Reality is setting in. I voted for Obama, yet his first foray into presidential politics found him asking President Bush to help bailout the automotive industry in Detroit. Well Mr. President-elect, you are now 0 for 1.
What happened to CHANGE?
This is the same type of thinking that has wielded the scepter in this country since the industrial revolution began: no matter how strong the evidence of market failure, we refuse to believe in anything but our own permanence. So once again the automotive industry has approached the federal government with its hand out, instead of changing their products or business model (They have rather chosen to spend fortunes on lobbyists). And let us not forget that in September of 2008, Congress already gave the industry a loan totaling $25 billion. But with $50 billion more, they can turn things around.
Not if they don’t CHANGE!
This is a market economy. The auto-industry will perish, whether they get a bailout or not, if they do not change their business model.
A solid business model is the bedrock of every successful investment. If we are to invest in an industry, we need to learn how to describe and evaluate a company’s business model, in order to distinguish the great companies from the losers. This is just simple business sense. We need to look at how the company makes money. It is equally clear; we need to understand that as industries change, companies can’t always stick to the same business model. Joan Magretta, former head of the Harvard Business Review, has said that when business models don’t work, it’s because they don’t make sense and the numbers just don’t add up to profits.
When you consider G.M.’s model, it becomes clear that they don’t make money selling cars and trucks. In fact their business is based on (more than 60%) earnings from finance payments. This is a business model that has failed the test. In 2003, Ford, Chrysler and G.M. (in order to compete against foreign markets) offered customers such deep discounts and interest-free financing that they sold vehicles for less than it cost to make them. This is as a model that squeezed all the profits out of their operations.

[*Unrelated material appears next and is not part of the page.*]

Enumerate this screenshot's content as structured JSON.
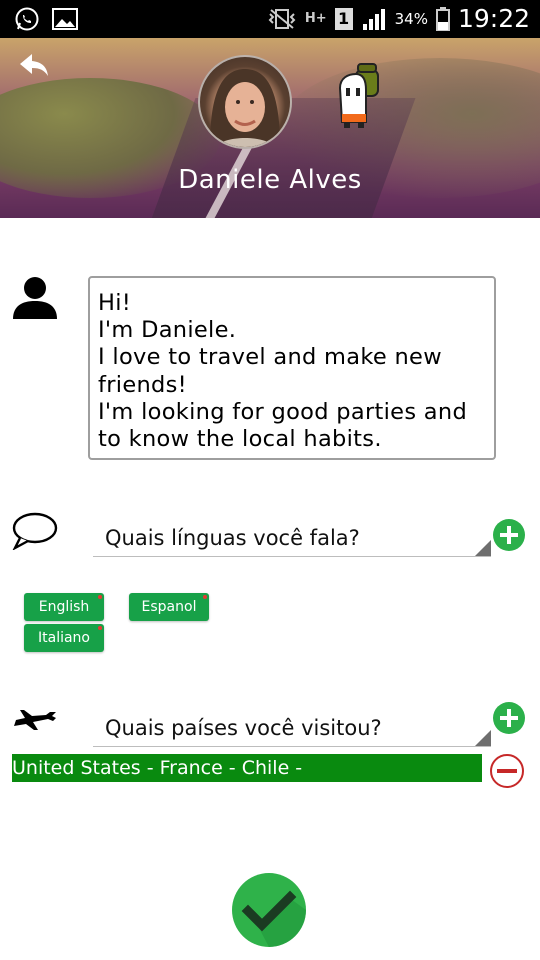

So now we have an industry adverse to change in an environment that is in the middle of a housing slump and credit crisis. There is a drop in demand and a change in the vehicles consumers are buying. Detroit has been making large trucks and sport utility vehicles, while the foreign markets (with working business plans) are making more fuel-efficient vehicles.
Detroit and our policy makers prefer continuity to discontinuity, evolution to revolution. What has become clear is that in discontinuous times, efforts to evolve at one’s own pace will spell doom. External thoughts and actions need to keep up with the pace of external change. Economics tells us that if you are not able to cope with external pressures that demand a revolutionary approach to structure- you need a new business model.
The automotive industry has convinced the federal government that our economy revolves around it. But what I want to know is—why? Target, AT&T, GE, IBM, McDonalds Citigroup, Kroger, Sears, and Wal-Mart, all employ larger number of workers than any of the Big Three auto makers. Since 1997, thirty one steel companies have gone bankrupt, putting at risk over 62,000 jobs. The economy didn’t tank then.
The precondition of successful transformation is to close the gap between the automotive industry management’s (and our own) perception of present reality and the truth. They don’t need a bailout. What they need is—
1. Look out for major shifts in the conditions governing the marketplace, and transform their business model to fit.
2. Let the customers and their needs determine the model.
3. Be prepared to cannibalize the present, in order to preserve the future.
So Mr. President-elect, please don’t just throw more money at the problem. Think—CHANGE. Fix the problem!